An examination of theological concepts throughout the eastern and western religious spectrums is that “misfortune is part of enlightenment.” Not only do many religions emphasize that accepting suffering is beneficial, many prescribe specific ordeals such as fasting, rigorous prayer rituals and “turning the other cheek” to create both an intellectual acceptance as well as emotional and behavioral acceptance of the belief system.
Getting out of control battles which cannot be won and reframing them, twisting them, so mother is back in charge is key to enabling the child to continue to live at home in a good way. Anytime a child is in control of the home and the home environment then the parents have lost their leadership. When parents lose their authority in the home then it is no longer safe. Getting control back in fun-loving, light hearted ways is generally more effective then being heavy-handed. Key is that the child must see that whatever he chooses to do his mother will still love him. Words must, therefore, be spoken with love and joy, not sarcastically or bitter. Sarcasm loses all ability to cause thoughtfulness or change in the child as it takes the focus away from the child’s behavior and puts it instead on mother’s tone of voice. Double binds and other paradoxical techniques work only when they are carried out with a great deal of support and friendliness, ideally ending with reciprocal eye contact and smiles.
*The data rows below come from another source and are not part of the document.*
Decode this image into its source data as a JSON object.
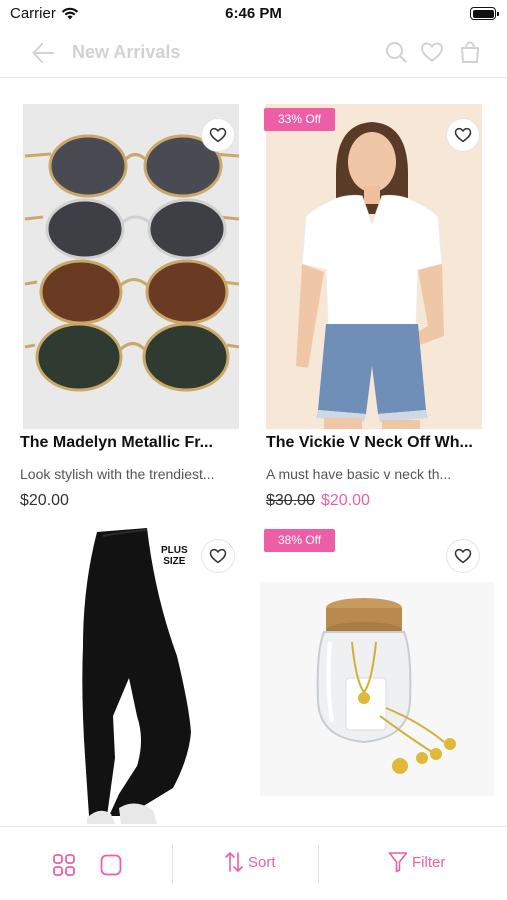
{
  "status_bar": {
    "carrier": "Carrier",
    "time": "6:46 PM"
  },
  "nav": {
    "title": "New Arrivals"
  },
  "products": [
    {
      "title": "The Madelyn Metallic Fr...",
      "description": "Look stylish with the trendiest...",
      "price": "$20.00",
      "image": "sunglasses-photo"
    },
    {
      "badge": "33% Off",
      "title": "The Vickie V Neck Off Wh...",
      "description": "A must have basic v neck th...",
      "old_price": "$30.00",
      "price": "$20.00",
      "image": "white-v-neck-top-photo"
    },
    {
      "tag": "PLUS SIZE",
      "image": "black-leggings-photo"
    },
    {
      "badge": "38% Off",
      "image": "jar-necklace-photo"
    }
  ],
  "bottom_bar": {
    "sort_label": "Sort",
    "filter_label": "Filter"
  },
  "colors": {
    "accent": "#ee5ea6",
    "muted": "#d2d2d2"
  }
}
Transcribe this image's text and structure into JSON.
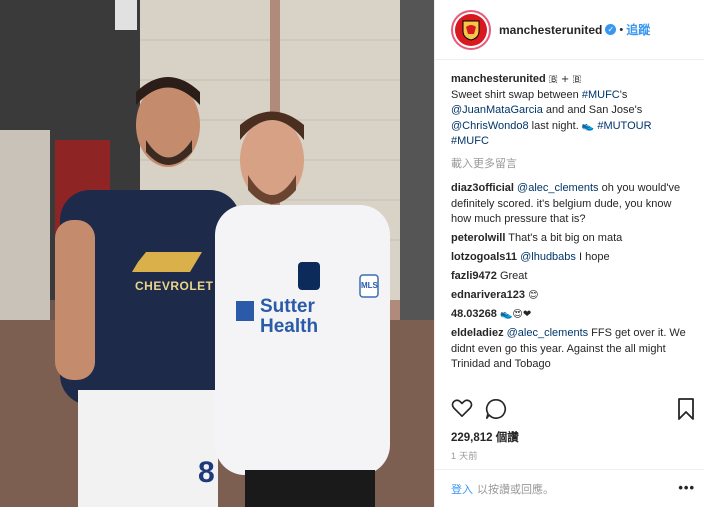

The Elements of Prediction and Permission as well as the numerous paradoxical interventions have the potential to stop numerous power struggles from erupting. Control issues, which the parents cannot win and should therefore, not engage in. In the place of the previous power struggles there is the potential for a love and acceptance of the child for the mother and the mother for the child that had before been impossible to achieve. And, just possibly, somewhere along the way, the child’s behavior may change. Before that can occur, however, the child must know that he is loved, unequivocally, for exactly who he is, as he is. Knowing he is loved and does not have to do or be anything different than he is gives the child the freedom to make the changes he knows he needs to make in order to live in the world. And that, in itself, is paradoxical.
Cline, Foster – Understanding and Treating the Difficult Child, 1979
Delaney, Richard – Fostering Changes, 1998
Delaney, Richard; Kunstal, Frank – Troubled Transplants, 1993
Hage, Deborah – Therapeutic Parenting, It’s a Matter of Attitude
Haley, Jay – Ordeal Therapy, 1984; Problem-solving Therapy, 1976; Strategies of Psychotherapy, 1972
Hughes, Daniel – Facilitating Developmental Attachment, 1997
Levy, Terry; Orlans, Michael – Attachment, Trauma and Healing, 1998
Randolph, Elizabeth – Children Who Shock and Surprise, 1983
St. Clair, Brita – 99 Ways to Drive Your Child Sane, 1999
This book is not quoted in this article as it is an entire book of 99 double bind suggestions! A must own book for those interested in developing expertise in implementing paradoxical interventions both in their therapeutic practice and/or in their home.
Zaslow, Robert – The Psychology of the Z-Process: Attachment and Activation, 1975